In 1982 he joined Arild Andersen in establishing a quintet with the young musicians Nils Petter Molvær, Tore Brunborg and Jon Balke, after 1984 the group would be called Masqualero after their first record (1983). With Masqualero he has made a further three records ("Bande a part" 1985, "Aero" 1987 and "Re-enter" 1990), received three Spellemann awards (1983, 1986 and 1991), and played festival gigs and tours both in Europe and the US.
Jon Christensen is an extremely open minded and sensitive drummer, but also a governing dynamic force and with a very decisive influence on the musical outcome. The 1980s and 1990s have also brought exciting commissions, such as Brødrene Balke's Etno Funk (Kongsberg 1984), E'Olen (Molde 1985), his "percussionist workshop" with Alex Riel at Kongsberg 1986, stints with Lars Danielsson Quartet from 1985 (recordings 1985, 1994 and 1996), John Scofield 1989-1992, Sidsel Endresen Group from 1990 (recordings 1990 and 1993), Oslo 13 from the same year (recording 1992), Bennie Wallace 1991, trio with Bobo Stenson and Bjørn Alterhaug from 11992, Tore Brunborg Prosjekt from 1992 (recording same year), Bugge Wesseltoft 1993, and recordings with Göran Klinghagen (1986), Harry Pepl / Herbert Joos (1987), Alfred Janson (1987), Per Husby (1987), Bjørn Alterhaug (1988 and 1990-91), Jazz-Punk Ensemblet (1991 and 1997), Tomasz Stanko (record 1991 and Molde gig 1997), music for the old silent film "Laila", records with Ingeborg Hungnes / Terje Venaas (1993), Ketil Bjørnstad (1993 and 1994), Bendik Hofseth (1994), Misha Alperin (1995 and 1997), Terje Rypdal (1996), Bobo Stenson Trio ("Serenity" 1999), Olga Konkova (2001) and Ron Olsen (released 2002).
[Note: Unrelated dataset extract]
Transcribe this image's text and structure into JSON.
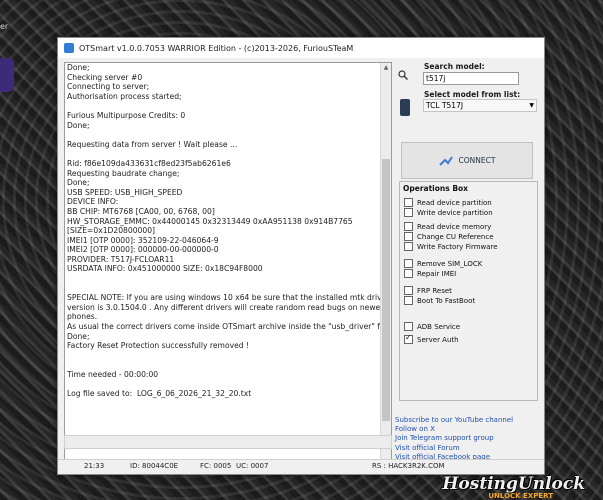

Catch your breath - we also need to mention that he received the Oslo Artist Award 1987 and was voted Musician of the Year 1992 by the FNJ.